Work request: Read through the listing below and copy each line in which the word "name" occurs.

Records shown:
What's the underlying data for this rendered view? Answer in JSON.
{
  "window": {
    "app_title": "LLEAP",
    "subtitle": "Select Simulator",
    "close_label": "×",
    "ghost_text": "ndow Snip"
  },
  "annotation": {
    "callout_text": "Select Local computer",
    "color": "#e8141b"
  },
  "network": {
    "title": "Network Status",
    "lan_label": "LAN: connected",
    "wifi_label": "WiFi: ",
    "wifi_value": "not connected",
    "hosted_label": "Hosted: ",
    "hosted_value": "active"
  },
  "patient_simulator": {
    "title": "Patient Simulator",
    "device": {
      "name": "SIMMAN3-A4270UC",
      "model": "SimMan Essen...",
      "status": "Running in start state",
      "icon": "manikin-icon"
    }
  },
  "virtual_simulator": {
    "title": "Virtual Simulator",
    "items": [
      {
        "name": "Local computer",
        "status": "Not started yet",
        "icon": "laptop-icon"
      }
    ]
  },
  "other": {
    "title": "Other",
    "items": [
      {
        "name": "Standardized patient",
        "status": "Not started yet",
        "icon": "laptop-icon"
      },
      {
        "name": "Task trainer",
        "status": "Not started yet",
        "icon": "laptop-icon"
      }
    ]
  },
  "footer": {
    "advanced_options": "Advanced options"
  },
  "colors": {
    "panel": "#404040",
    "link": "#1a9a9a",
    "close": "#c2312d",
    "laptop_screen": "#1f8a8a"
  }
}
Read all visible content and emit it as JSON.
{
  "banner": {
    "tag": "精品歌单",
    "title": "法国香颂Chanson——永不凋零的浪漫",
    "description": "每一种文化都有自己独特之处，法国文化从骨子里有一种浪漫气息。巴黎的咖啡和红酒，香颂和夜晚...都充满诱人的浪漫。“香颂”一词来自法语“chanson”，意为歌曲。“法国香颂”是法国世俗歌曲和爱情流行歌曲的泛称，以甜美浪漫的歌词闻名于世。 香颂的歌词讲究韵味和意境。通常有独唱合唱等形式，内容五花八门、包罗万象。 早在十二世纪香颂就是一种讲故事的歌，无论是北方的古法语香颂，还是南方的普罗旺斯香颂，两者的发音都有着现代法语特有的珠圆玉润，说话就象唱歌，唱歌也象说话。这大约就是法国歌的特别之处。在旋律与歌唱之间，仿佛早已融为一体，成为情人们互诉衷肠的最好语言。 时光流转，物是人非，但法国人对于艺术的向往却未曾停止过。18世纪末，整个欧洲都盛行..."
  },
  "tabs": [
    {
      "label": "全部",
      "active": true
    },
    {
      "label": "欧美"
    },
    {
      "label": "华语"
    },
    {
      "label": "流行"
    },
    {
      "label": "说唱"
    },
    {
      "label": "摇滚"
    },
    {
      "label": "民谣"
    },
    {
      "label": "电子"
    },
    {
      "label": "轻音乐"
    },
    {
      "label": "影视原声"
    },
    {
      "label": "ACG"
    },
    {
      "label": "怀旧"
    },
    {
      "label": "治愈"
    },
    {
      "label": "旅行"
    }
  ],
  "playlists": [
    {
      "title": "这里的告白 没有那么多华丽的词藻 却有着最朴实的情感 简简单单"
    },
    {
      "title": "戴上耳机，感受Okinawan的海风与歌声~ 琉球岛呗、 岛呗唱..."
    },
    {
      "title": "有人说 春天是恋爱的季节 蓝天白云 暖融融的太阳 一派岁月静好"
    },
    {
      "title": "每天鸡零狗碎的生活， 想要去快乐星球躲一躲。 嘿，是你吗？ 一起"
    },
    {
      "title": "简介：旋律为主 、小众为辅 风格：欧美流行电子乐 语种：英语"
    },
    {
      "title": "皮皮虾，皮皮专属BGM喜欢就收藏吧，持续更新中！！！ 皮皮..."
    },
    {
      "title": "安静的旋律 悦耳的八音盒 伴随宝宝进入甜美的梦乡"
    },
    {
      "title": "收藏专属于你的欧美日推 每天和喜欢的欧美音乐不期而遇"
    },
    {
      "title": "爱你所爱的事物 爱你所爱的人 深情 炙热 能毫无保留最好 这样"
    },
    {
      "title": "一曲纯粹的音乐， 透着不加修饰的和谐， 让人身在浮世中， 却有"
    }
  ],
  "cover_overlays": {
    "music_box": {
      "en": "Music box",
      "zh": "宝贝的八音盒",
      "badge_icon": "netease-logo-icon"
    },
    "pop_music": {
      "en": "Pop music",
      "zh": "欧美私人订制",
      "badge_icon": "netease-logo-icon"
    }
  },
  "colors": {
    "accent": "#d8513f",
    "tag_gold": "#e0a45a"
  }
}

Your solution:
      "name": "SIMMAN3-A4270UC",
        "name": "Local computer",
        "name": "Standardized patient",
        "name": "Task trainer",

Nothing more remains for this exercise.